So, back to what I was saying: lust.

Lust is one of the Bible’s top no-no’s, because it is correlated directly with adultery. When Jesus addresses a crowd in the book of Matthew, he says, “But I tell you that anyone who looks at a woman lustfully has already committed adultery with her in his heart.”

This shows that in Romans when Paul describes men being “inflamed with lust for one another,” (Matthew) he is not describing a loving relationship. He is describing men (and women) who are leaving their spouses to engage in adultery with the opposite sex.

Henceforth, the real message of this verse is that lust and adultery are impure, not so much the homosexual aspect of things. All of this goes on to prove once again that the Bible needs to be viewed with a perspective of a historian, not with the perspective of someone who is trying to condemn homosexual people or bash Christians.

The same goes for misogyny in the Bible. Women are still battling for equality today, so to expect that women in the Bible 3,400 years ago would be represented equally is unrealistic. The authors of the Bible wrote reflected on what was going on during their time period, which sadly included discrimination against women.

However, this does not mean all Christians are misogynistic or they are all homophobic. This is not to say there aren’t self-proclaimed Christians (Donald Trump) who clearly show discriminatory feelings towards the gay community. There are always going to be those who are discriminatory towards one group of people or another (religious and nonreligious alike). But it’s imperative to know that these people aren’t representing Christianity the right way.

Christianity is about the grace and love of God shown through Jesus Christ. The word “love” is mentioned over 7,000 times in the Bible; clearly it is the overarching theme of the religion as a whole. Homosexuality, however, is a small subset that gets lumped in with the eating of shellfish. Christianity is not about the rules. It is not about sinful natures and lust and adultery, nor is it about judging others who are deemed “unholy.”

It is not my place as a Christian to decide who is sinful. It is my job to love all. The whites, the blacks, the gays, the straights, the murderers, the bullies, the priests and the homeless; it is my job as a follower of Christ to love them all.

Jesus says, “Love the Lord your God with all your heart and with all your soul and with all your mind.This is the first and greatest commandment. And the second is like it: Love your neighbor as yourself.” (Matthew 22:37-39) Are homosexuals not your neighbors like everyone else?

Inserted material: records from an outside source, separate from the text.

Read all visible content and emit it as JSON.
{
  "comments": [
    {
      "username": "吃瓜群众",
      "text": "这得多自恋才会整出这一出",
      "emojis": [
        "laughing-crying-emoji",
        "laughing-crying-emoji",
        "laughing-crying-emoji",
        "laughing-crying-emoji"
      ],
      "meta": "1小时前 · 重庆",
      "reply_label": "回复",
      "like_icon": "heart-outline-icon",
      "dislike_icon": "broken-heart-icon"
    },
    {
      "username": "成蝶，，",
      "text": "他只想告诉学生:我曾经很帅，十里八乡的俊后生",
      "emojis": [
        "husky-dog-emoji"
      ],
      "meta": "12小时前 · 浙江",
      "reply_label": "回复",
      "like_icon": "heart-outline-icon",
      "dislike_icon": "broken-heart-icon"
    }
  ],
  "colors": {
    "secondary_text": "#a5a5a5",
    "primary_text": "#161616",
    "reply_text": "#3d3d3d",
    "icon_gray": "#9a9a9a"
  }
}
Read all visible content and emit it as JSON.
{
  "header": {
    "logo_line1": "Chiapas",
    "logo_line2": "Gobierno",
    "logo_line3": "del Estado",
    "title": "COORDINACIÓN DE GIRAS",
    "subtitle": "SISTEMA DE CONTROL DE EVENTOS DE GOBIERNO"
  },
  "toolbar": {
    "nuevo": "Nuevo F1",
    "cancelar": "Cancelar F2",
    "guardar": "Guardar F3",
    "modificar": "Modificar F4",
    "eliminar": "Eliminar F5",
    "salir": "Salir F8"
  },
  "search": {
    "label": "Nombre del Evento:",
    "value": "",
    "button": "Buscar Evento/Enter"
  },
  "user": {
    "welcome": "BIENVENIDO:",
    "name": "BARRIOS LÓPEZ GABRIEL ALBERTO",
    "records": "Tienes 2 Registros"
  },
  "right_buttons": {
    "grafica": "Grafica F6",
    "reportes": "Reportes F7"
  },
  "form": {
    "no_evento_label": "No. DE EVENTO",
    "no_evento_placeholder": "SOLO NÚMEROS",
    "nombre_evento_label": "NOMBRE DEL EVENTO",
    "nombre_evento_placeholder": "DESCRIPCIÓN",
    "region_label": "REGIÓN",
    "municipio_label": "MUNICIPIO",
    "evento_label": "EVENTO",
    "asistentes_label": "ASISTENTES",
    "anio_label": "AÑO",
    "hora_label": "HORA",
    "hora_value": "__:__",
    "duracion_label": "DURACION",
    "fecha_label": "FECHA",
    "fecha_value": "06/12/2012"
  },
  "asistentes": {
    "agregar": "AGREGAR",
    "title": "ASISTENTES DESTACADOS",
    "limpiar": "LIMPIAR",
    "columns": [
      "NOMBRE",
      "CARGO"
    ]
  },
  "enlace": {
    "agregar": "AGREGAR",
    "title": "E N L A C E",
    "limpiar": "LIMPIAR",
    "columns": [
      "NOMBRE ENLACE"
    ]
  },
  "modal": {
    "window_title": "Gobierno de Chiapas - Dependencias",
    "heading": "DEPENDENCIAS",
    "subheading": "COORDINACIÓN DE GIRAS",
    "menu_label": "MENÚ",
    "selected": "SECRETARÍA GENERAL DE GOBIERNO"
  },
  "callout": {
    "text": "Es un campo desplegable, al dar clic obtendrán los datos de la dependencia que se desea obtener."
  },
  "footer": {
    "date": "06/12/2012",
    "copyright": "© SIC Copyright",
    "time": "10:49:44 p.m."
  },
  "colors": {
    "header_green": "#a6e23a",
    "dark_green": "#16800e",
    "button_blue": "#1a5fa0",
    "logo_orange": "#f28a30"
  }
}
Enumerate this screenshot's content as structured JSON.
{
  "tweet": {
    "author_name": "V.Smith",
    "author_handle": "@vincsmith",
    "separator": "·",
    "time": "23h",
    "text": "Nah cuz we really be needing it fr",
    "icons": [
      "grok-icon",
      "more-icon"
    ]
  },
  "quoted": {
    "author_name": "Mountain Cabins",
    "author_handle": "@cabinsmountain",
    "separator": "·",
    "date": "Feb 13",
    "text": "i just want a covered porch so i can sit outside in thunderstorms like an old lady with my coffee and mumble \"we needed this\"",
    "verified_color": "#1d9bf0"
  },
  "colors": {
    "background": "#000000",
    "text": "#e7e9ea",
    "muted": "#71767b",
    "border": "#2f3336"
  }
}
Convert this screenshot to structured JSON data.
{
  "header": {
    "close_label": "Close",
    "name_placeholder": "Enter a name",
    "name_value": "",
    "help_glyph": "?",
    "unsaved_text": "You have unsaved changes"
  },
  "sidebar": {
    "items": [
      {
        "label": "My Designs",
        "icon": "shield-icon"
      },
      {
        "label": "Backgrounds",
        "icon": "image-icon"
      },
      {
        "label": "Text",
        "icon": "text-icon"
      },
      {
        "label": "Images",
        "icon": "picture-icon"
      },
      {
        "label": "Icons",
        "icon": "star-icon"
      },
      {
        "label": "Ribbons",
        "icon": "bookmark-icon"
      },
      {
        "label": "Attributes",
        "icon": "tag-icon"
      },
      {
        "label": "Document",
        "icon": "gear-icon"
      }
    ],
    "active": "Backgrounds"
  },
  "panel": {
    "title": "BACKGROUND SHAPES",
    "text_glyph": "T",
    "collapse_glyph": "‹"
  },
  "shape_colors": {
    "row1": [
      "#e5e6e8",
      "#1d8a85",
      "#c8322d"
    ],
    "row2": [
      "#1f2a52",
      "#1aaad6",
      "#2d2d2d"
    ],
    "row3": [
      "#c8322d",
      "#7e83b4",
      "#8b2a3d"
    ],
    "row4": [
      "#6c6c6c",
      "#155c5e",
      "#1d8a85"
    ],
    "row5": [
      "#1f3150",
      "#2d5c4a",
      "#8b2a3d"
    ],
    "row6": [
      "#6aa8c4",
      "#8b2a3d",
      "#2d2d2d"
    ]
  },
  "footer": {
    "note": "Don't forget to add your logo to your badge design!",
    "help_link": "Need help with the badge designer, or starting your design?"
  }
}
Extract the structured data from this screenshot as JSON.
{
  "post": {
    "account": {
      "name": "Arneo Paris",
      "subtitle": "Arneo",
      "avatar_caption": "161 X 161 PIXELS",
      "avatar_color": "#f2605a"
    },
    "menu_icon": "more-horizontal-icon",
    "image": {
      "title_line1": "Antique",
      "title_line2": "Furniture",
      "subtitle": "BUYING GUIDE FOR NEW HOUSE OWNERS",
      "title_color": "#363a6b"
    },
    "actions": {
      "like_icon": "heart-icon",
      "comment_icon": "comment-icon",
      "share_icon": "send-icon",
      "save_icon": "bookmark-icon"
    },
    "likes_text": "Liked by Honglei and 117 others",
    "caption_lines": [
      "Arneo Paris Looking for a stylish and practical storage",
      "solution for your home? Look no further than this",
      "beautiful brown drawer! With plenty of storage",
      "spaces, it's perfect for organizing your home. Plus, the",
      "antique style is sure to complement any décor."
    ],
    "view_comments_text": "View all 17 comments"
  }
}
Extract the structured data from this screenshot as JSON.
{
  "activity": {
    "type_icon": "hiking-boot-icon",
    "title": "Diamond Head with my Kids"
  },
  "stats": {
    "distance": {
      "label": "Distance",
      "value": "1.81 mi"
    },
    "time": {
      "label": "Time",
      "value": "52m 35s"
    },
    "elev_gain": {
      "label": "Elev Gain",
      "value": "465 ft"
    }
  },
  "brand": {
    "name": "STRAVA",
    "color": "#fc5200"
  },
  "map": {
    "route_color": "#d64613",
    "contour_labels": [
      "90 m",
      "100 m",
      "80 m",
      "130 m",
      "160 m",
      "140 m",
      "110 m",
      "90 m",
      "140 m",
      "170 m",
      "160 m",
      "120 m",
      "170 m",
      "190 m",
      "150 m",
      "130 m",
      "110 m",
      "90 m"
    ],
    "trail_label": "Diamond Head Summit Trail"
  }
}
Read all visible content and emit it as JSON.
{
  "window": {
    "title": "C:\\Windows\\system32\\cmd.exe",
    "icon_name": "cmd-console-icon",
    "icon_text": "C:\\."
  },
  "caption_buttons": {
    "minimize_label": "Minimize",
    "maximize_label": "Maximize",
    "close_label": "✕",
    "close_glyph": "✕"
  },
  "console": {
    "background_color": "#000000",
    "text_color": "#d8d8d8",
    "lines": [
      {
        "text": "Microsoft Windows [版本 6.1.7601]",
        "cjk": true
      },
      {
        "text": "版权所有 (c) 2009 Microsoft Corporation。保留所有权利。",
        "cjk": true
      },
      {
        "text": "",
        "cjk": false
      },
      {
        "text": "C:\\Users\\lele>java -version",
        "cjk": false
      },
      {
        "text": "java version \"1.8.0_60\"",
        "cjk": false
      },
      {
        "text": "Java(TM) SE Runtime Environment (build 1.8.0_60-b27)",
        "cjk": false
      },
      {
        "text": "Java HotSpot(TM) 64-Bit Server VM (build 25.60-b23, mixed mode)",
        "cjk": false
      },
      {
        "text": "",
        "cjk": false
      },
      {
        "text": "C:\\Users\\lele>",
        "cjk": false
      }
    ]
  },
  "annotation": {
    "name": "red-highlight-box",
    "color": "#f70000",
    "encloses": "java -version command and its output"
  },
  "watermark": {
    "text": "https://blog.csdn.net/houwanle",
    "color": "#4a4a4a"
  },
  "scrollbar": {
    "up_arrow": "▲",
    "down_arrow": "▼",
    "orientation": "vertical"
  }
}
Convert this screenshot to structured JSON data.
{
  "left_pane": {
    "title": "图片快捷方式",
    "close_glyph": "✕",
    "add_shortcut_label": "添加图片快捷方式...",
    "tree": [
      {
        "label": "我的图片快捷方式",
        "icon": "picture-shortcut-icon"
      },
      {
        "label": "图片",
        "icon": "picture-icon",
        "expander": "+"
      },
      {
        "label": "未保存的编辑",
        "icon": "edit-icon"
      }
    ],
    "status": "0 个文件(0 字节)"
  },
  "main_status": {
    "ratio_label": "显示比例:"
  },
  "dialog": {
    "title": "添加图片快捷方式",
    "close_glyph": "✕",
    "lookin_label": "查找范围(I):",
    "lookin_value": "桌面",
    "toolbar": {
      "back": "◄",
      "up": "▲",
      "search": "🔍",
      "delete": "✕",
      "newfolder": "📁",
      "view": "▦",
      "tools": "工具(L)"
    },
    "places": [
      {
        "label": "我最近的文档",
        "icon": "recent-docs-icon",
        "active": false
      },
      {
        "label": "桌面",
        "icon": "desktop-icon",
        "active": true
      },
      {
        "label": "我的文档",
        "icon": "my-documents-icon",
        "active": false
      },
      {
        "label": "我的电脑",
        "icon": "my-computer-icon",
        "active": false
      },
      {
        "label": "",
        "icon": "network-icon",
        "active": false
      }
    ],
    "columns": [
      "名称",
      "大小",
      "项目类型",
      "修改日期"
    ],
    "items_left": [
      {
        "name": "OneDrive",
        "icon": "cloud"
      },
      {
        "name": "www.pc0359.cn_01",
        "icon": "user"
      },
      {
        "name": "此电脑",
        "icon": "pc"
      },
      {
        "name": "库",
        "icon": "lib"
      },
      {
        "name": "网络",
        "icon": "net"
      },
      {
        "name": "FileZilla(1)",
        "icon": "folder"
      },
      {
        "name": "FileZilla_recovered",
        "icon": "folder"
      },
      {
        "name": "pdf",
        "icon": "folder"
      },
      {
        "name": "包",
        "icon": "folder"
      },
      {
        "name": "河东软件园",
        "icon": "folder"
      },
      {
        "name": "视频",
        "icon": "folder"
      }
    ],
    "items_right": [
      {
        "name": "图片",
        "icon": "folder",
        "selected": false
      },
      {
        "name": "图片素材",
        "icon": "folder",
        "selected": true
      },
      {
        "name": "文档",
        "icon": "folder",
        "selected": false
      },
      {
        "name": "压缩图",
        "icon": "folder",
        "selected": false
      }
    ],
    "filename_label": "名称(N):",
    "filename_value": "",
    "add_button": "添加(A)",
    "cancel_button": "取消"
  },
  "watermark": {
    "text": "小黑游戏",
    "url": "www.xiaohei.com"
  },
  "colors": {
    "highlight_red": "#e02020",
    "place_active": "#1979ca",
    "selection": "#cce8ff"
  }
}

So for those of you who use the Bible out of context to condemn homosexuals and deem them sinful, you’re doing it all wrong. All you’re meant to do is show them love.

And for those of you who use the Bible out of context to bash Christians and their faith, know this: Christianity is about love and nothing more. Those who use Christianity to condemn others are hardly Christian at all.

So think twice before you speak. Consider the context. And love all.

–Jack Vielbig

Featured Image Credit: Jordyn Savard

Opinion: Inclusive sex ed saves lives

Opinion: Inclusive sex ed saves lives

Sex ed. To most teenagers in the U.S., these words conjure memories of awkward lectures and classmates giggling to hide embarrassment. Maybe sex ed took form in a school-wide assembly, maybe in an online course, or maybe in the span of three classes in 7th-grade...